**Brief**
Among the entries, how many lines carry the string "desc"? Give the number and nothing else.

START Dataset entries

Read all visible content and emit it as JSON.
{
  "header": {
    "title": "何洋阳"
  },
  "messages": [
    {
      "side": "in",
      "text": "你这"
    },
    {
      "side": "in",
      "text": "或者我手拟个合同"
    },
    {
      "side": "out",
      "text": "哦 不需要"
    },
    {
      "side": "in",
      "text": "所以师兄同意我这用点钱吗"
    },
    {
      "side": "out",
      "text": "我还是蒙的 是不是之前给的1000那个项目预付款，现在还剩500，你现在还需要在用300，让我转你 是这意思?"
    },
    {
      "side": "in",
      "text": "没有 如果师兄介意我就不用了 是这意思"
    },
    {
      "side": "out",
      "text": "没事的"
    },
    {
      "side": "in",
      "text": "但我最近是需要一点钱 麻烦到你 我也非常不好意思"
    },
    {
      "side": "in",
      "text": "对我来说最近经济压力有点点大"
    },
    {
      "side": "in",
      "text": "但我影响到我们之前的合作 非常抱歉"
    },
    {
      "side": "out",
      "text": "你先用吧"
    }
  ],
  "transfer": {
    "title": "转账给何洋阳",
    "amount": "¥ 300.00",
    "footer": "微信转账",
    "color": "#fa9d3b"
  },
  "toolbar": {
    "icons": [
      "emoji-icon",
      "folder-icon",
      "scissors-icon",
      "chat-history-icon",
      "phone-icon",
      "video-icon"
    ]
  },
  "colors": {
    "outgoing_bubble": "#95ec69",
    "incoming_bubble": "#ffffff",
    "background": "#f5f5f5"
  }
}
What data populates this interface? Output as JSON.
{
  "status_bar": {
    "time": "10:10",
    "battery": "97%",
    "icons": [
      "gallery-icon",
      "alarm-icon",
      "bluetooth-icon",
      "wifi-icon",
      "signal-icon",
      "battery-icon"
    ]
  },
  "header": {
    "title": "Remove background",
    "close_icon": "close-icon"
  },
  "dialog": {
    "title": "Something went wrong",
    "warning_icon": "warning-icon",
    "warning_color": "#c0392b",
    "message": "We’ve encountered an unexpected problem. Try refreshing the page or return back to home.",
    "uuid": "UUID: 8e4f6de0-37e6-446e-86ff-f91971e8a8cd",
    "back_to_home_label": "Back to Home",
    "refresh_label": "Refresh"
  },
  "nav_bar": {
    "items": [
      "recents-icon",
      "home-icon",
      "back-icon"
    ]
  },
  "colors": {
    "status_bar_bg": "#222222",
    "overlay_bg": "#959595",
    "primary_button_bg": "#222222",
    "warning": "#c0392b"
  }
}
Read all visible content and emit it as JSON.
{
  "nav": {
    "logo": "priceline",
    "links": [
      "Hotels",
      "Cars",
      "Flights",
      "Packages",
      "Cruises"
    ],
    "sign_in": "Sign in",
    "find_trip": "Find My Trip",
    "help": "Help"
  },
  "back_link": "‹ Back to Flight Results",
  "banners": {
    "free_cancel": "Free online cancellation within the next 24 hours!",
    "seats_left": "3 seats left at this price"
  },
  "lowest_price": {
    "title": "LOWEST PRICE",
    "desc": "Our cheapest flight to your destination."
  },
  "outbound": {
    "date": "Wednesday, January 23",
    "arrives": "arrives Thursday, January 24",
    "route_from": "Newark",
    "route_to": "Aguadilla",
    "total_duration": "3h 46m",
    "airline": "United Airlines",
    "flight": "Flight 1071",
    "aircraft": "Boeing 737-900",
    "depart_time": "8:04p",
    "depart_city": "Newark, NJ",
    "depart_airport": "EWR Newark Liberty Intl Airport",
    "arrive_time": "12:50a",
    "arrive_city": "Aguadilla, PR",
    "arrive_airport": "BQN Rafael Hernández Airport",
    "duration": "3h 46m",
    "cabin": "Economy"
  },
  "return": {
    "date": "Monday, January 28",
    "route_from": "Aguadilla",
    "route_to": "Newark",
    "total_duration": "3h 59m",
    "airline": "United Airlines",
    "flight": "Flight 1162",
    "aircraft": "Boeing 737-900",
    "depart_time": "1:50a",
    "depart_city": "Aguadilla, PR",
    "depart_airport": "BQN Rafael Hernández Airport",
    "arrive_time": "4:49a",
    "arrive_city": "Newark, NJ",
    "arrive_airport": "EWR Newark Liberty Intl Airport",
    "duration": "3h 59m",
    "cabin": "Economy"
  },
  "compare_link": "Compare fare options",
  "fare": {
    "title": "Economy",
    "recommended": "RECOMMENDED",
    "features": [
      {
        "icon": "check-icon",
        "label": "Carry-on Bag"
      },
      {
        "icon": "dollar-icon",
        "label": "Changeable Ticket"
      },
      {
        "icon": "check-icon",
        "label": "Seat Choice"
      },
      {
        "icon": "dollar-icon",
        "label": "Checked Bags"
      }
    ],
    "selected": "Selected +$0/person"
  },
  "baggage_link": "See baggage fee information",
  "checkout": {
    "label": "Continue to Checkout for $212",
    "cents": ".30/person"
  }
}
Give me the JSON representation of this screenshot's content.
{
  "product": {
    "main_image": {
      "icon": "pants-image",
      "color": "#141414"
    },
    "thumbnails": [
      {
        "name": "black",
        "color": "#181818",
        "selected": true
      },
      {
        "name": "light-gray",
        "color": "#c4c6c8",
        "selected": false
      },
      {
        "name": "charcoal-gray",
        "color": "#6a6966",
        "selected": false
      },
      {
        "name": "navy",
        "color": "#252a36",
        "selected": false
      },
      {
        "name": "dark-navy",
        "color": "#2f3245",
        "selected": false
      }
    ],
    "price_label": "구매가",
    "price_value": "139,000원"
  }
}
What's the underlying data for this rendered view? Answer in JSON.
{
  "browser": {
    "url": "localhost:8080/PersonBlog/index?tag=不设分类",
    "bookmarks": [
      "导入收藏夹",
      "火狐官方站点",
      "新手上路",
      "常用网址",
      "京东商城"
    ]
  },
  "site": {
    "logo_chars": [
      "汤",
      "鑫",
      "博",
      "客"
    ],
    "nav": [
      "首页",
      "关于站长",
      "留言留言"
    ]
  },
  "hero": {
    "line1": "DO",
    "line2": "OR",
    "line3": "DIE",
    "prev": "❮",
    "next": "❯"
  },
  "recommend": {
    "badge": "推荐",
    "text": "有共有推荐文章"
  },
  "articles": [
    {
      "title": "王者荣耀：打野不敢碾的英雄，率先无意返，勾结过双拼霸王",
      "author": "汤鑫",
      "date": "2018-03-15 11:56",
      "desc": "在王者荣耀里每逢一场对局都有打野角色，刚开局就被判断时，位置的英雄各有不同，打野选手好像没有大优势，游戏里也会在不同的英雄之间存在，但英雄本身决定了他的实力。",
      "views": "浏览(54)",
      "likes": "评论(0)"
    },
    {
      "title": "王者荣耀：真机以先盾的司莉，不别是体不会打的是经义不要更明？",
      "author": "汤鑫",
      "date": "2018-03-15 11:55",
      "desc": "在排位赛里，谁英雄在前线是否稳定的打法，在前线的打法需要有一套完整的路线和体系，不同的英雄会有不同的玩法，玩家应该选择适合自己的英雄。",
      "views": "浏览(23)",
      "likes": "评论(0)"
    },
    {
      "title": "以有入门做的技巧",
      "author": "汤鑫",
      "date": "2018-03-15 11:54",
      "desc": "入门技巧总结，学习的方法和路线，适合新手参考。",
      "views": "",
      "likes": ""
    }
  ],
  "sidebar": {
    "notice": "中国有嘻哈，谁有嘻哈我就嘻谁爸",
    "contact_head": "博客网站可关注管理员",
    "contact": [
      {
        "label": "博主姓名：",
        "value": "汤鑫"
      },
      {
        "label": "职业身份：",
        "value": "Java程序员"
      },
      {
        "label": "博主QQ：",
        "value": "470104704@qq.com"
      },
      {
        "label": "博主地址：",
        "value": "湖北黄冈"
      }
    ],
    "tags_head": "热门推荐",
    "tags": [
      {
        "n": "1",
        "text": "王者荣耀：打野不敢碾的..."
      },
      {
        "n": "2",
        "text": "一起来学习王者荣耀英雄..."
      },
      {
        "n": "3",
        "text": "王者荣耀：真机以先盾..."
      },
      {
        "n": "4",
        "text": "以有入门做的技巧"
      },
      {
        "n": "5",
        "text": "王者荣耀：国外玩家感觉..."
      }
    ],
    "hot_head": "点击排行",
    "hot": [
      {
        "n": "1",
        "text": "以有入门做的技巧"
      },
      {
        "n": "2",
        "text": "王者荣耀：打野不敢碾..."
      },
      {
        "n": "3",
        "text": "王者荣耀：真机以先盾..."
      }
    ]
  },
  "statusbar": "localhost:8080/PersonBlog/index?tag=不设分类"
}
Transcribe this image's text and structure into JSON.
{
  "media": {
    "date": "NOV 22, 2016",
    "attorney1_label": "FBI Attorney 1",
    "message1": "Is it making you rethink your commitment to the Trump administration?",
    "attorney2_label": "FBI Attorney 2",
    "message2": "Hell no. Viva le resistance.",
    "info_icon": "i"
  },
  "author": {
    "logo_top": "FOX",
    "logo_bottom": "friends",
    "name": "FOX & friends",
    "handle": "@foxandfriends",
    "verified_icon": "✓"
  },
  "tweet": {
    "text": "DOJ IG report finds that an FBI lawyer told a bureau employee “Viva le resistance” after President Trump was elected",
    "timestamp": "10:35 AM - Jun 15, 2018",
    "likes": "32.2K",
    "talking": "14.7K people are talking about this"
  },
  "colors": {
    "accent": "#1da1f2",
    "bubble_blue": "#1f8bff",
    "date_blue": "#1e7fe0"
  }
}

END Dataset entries

**Solution to the exercise**
4